Esperanza, accustomed to a comfortable life, has to come to terms with poverty when her father is killed, leaving their land to his self-serving brothers. To avoid having to marry one of the brothers, Esperanza’s mother travels with her house servants to California where they all hope to start a new life. The work is hard, although their fellow workers form a supportive community. Esperanza learns to accept the change of circumstances gracefully, especially once her mother succumbs to Valley Fever and must spend many months in the hospital.

This is a down-to-earth story about a girl who must grow up quickly when her father is killed, her beautiful house is burnt down, and she and her mother escape the attentions of her greedy uncle to start a new life as farm workers in California. Their situation is ugly, and might be desperate, but for the kindness of the family who were formerly their servants. Helped by them, Esperanza learns how to work with and for the others and how to find joy and hope in the simplest of things. The story is heartwarming, but by no means sententious. The style of the book is simple, seen as it is through the eyes of a sheltered 13-year-old Mexican. The narrative tells of life from the farm-worker’s perspective, where every season is defined by the crop it brings and the particular difficulties it involves. Without letting the reader get lost in a welter of local and historical facts, the story paints the picture of life for the rich and poor in Mexico, and of the vast numbers of people trying to find a new life in America around the time of the Depression.
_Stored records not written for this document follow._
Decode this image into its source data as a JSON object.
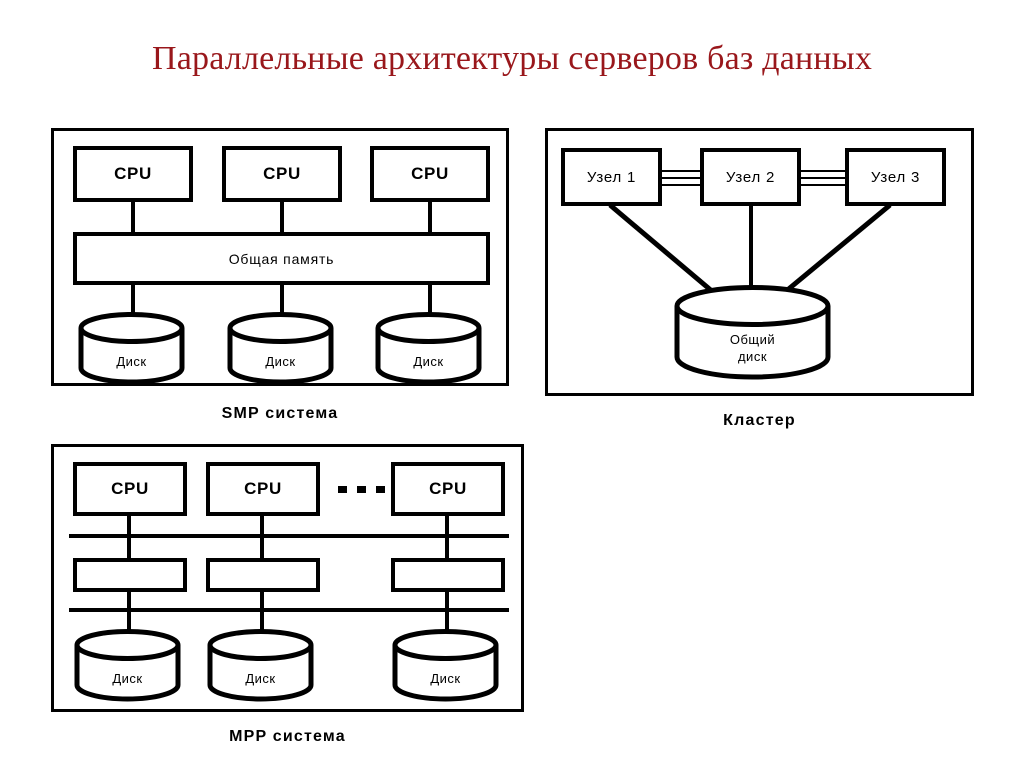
{
  "slide": {
    "title": "Параллельные архитектуры серверов баз данных",
    "title_color": "#99171b",
    "background": "#ffffff",
    "line_color": "#000000"
  },
  "diagrams": [
    {
      "id": "smp",
      "caption": "SMP система",
      "cpus": [
        {
          "label": "CPU"
        },
        {
          "label": "CPU"
        },
        {
          "label": "CPU"
        }
      ],
      "memory": {
        "label": "Общая память"
      },
      "disks": [
        {
          "label": "Диск"
        },
        {
          "label": "Диск"
        },
        {
          "label": "Диск"
        }
      ]
    },
    {
      "id": "cluster",
      "caption": "Кластер",
      "nodes": [
        {
          "label": "Узел 1"
        },
        {
          "label": "Узел 2"
        },
        {
          "label": "Узел 3"
        }
      ],
      "shared_disk": {
        "line1": "Общий",
        "line2": "диск"
      }
    },
    {
      "id": "mpp",
      "caption": "MPP система",
      "cpus": [
        {
          "label": "CPU"
        },
        {
          "label": "CPU"
        },
        {
          "label": "CPU"
        }
      ],
      "ellipsis": "• • •",
      "memories": [
        {
          "label": ""
        },
        {
          "label": ""
        },
        {
          "label": ""
        }
      ],
      "disks": [
        {
          "label": "Диск"
        },
        {
          "label": "Диск"
        },
        {
          "label": "Диск"
        }
      ]
    }
  ]
}
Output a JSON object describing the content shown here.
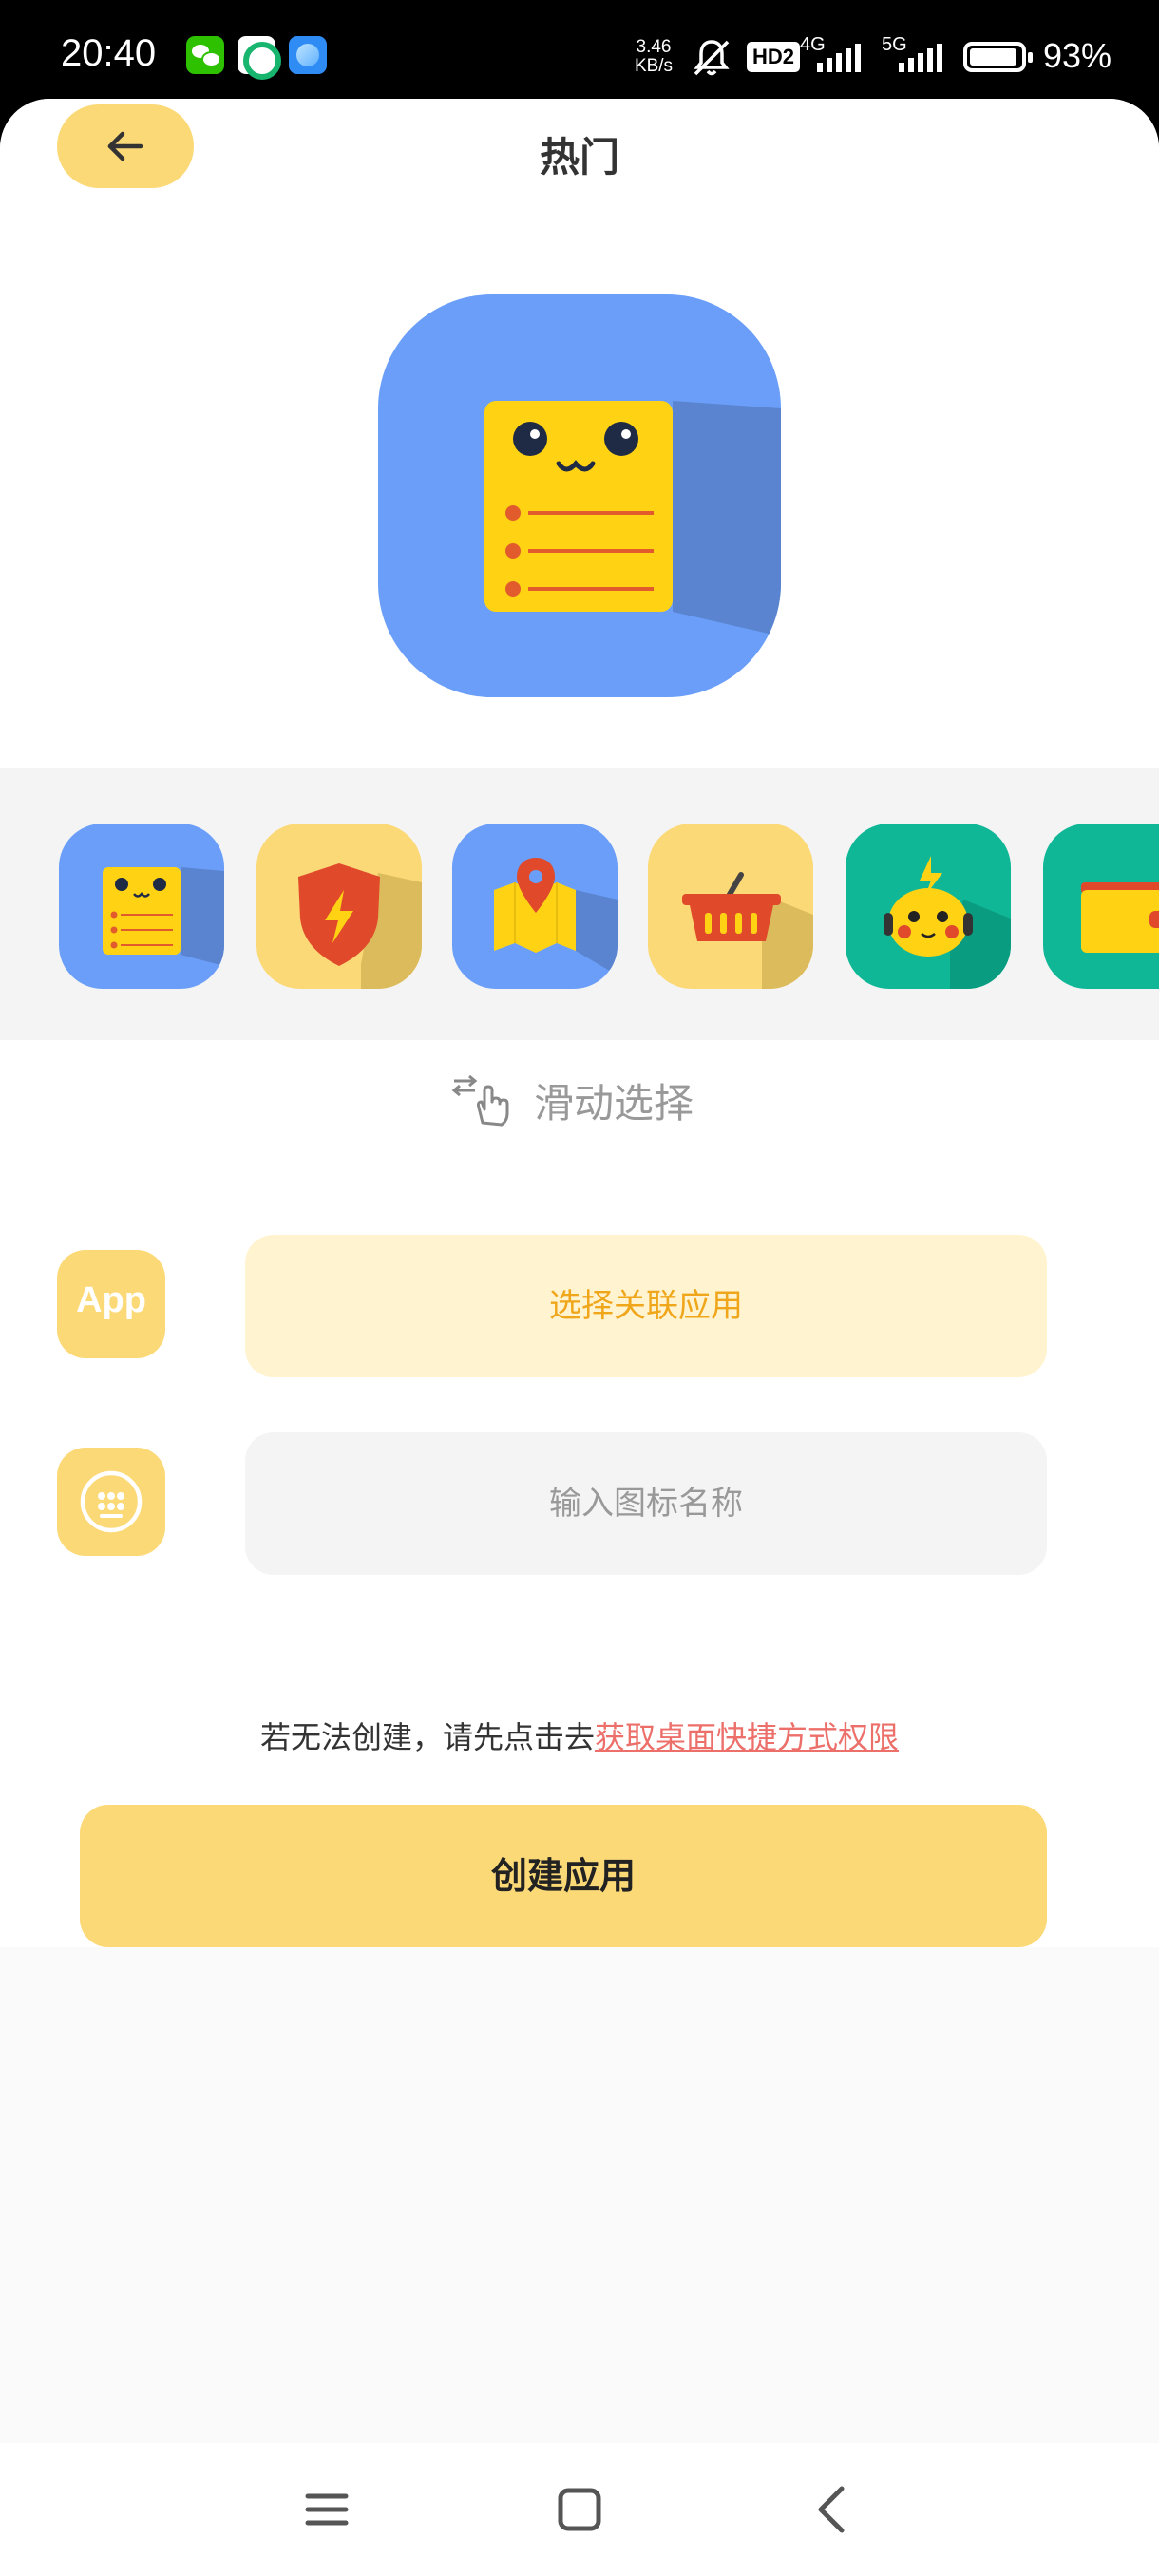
{
  "status_bar": {
    "time": "20:40",
    "app_icons": [
      "wechat-icon",
      "green-app-icon",
      "browser-icon"
    ],
    "speed_value": "3.46",
    "speed_unit": "KB/s",
    "hd_label": "HD2",
    "net1_label": "4G",
    "net2_label": "5G",
    "battery": "93%"
  },
  "header": {
    "title": "热门",
    "back_icon": "arrow-left-icon"
  },
  "hero": {
    "icon": "notepad-face-icon"
  },
  "icon_strip": {
    "items": [
      {
        "icon": "notepad-face-icon",
        "bg": "#6a9ef9"
      },
      {
        "icon": "shield-bolt-icon",
        "bg": "#fcd977"
      },
      {
        "icon": "map-pin-icon",
        "bg": "#6a9ef9"
      },
      {
        "icon": "basket-icon",
        "bg": "#fcd977"
      },
      {
        "icon": "pikachu-icon",
        "bg": "#10b797"
      },
      {
        "icon": "wallet-icon",
        "bg": "#10b797"
      }
    ]
  },
  "hint": {
    "text": "滑动选择",
    "icon": "swipe-hand-icon"
  },
  "form": {
    "app_badge_label": "App",
    "select_app_label": "选择关联应用",
    "name_placeholder": "输入图标名称",
    "name_icon": "keypad-icon"
  },
  "notice": {
    "prefix": "若无法创建，请先点击去",
    "link": "获取桌面快捷方式权限"
  },
  "create_button": "创建应用",
  "nav": [
    "menu-icon",
    "home-square-icon",
    "back-chevron-icon"
  ],
  "colors": {
    "accent_yellow": "#fcd977",
    "accent_blue": "#6a9ef9",
    "accent_green": "#10b797",
    "link_red": "#ec6f6a",
    "select_text": "#f0a61a"
  }
}
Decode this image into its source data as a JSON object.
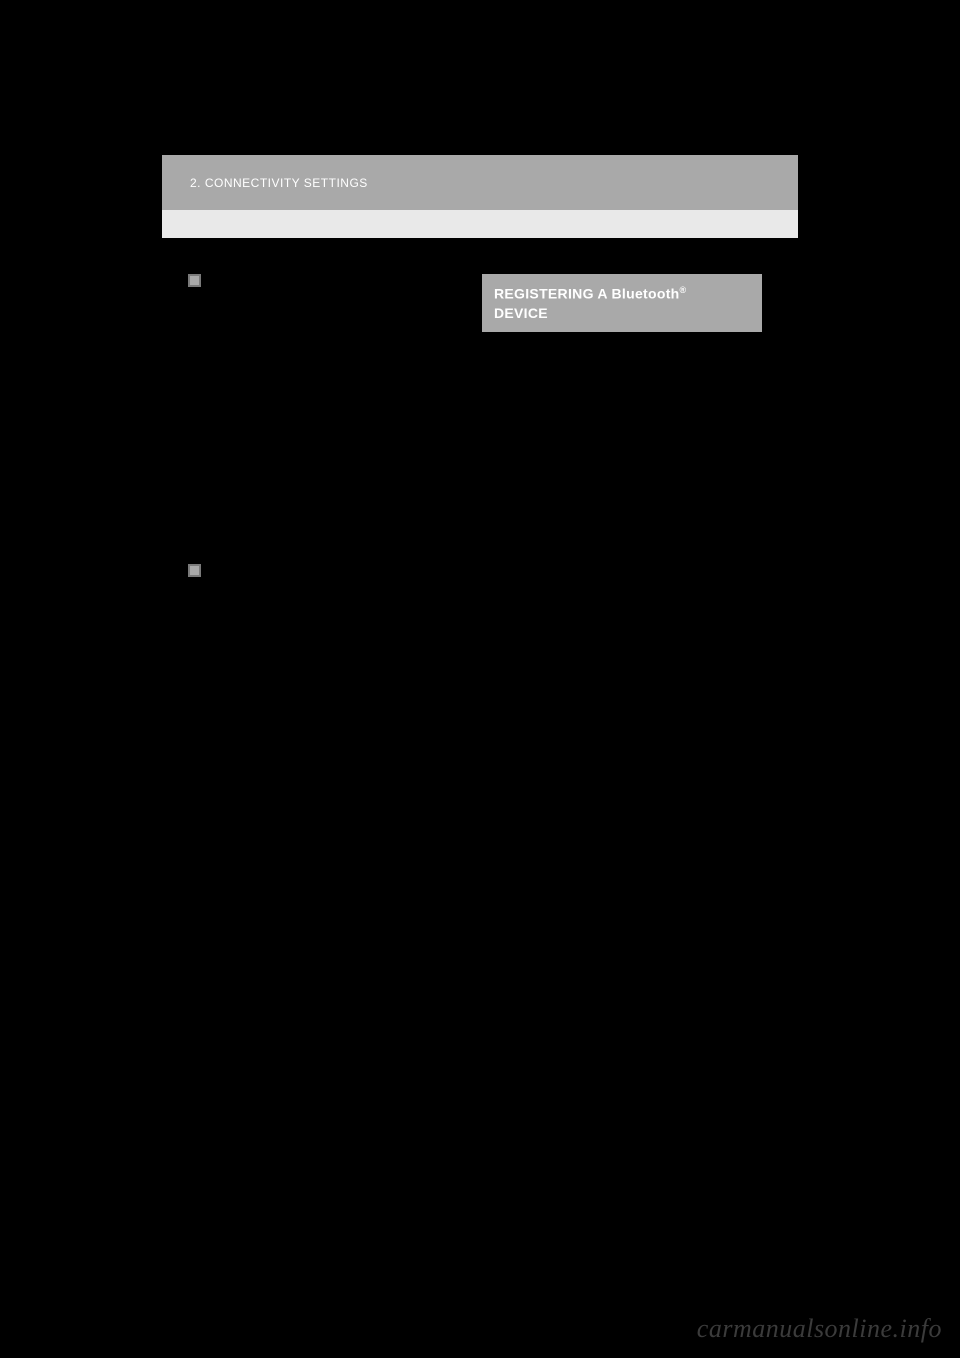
{
  "header": {
    "breadcrumb": "2.  CONNECTIVITY SETTINGS"
  },
  "section": {
    "title_part1": "REGISTERING A Bluetooth",
    "title_suffix": "®",
    "title_part2": "DEVICE"
  },
  "watermark": "carmanualsonline.info"
}
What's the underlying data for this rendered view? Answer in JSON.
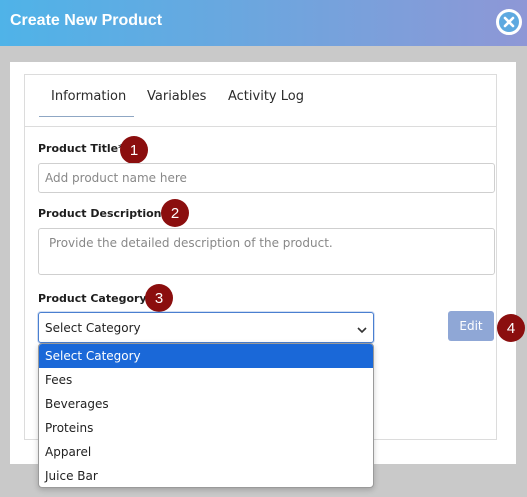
{
  "modal": {
    "title": "Create New Product",
    "close_icon": "close-icon"
  },
  "tabs": [
    {
      "label": "Information",
      "active": true
    },
    {
      "label": "Variables",
      "active": false
    },
    {
      "label": "Activity Log",
      "active": false
    }
  ],
  "form": {
    "title_label": "Product Title*",
    "title_placeholder": "Add product name here",
    "description_label": "Product Description*",
    "description_placeholder": "Provide the detailed description of the product.",
    "category_label": "Product Category",
    "category_selected": "Select Category",
    "edit_label": "Edit"
  },
  "badges": [
    "1",
    "2",
    "3",
    "4"
  ],
  "category_options": [
    "Select Category",
    "Fees",
    "Beverages",
    "Proteins",
    "Apparel",
    "Juice Bar"
  ],
  "colors": {
    "header_start": "#4fb3e8",
    "header_end": "#8e97d6",
    "badge": "#8b0e0e",
    "edit_button": "#8fa7d6",
    "option_selected": "#1a68d8"
  }
}
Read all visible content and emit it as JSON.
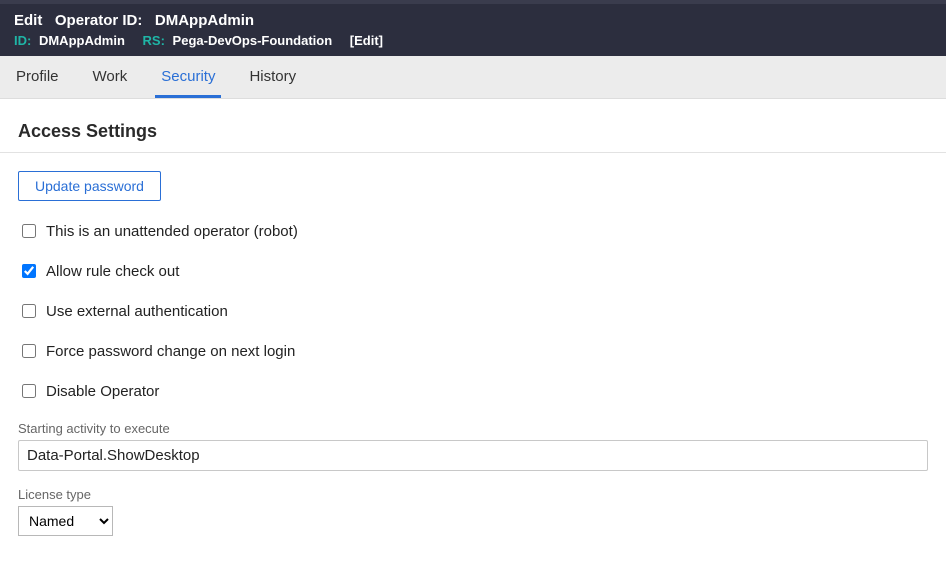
{
  "header": {
    "title_prefix": "Edit",
    "title_type": "Operator ID:",
    "title_name": "DMAppAdmin",
    "id_label": "ID:",
    "id_value": "DMAppAdmin",
    "rs_label": "RS:",
    "rs_value": "Pega-DevOps-Foundation",
    "edit_link": "[Edit]"
  },
  "tabs": [
    {
      "label": "Profile",
      "active": false
    },
    {
      "label": "Work",
      "active": false
    },
    {
      "label": "Security",
      "active": true
    },
    {
      "label": "History",
      "active": false
    }
  ],
  "section": {
    "title": "Access Settings",
    "update_password_label": "Update password",
    "checkboxes": [
      {
        "label": "This is an unattended operator (robot)",
        "checked": false,
        "name": "unattended-operator"
      },
      {
        "label": "Allow rule check out",
        "checked": true,
        "name": "allow-rule-checkout"
      },
      {
        "label": "Use external authentication",
        "checked": false,
        "name": "external-auth"
      },
      {
        "label": "Force password change on next login",
        "checked": false,
        "name": "force-pw-change"
      },
      {
        "label": "Disable Operator",
        "checked": false,
        "name": "disable-operator"
      }
    ],
    "starting_activity": {
      "label": "Starting activity to execute",
      "value": "Data-Portal.ShowDesktop"
    },
    "license_type": {
      "label": "License type",
      "value": "Named",
      "options": [
        "Named"
      ]
    }
  }
}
In a certain respect, this story is about human dignity, the dignity of those who are already poor, and that of those who become poor by misfortune. It is a riches-to-rags story, but a Mexican proverb on the frontispiece says, “The rich person is richer when he becomes poor, than the poor person when he becomes rich.”

Tim Golden is a computer programmer in London.  He is also the editor of the Good-to-Read website.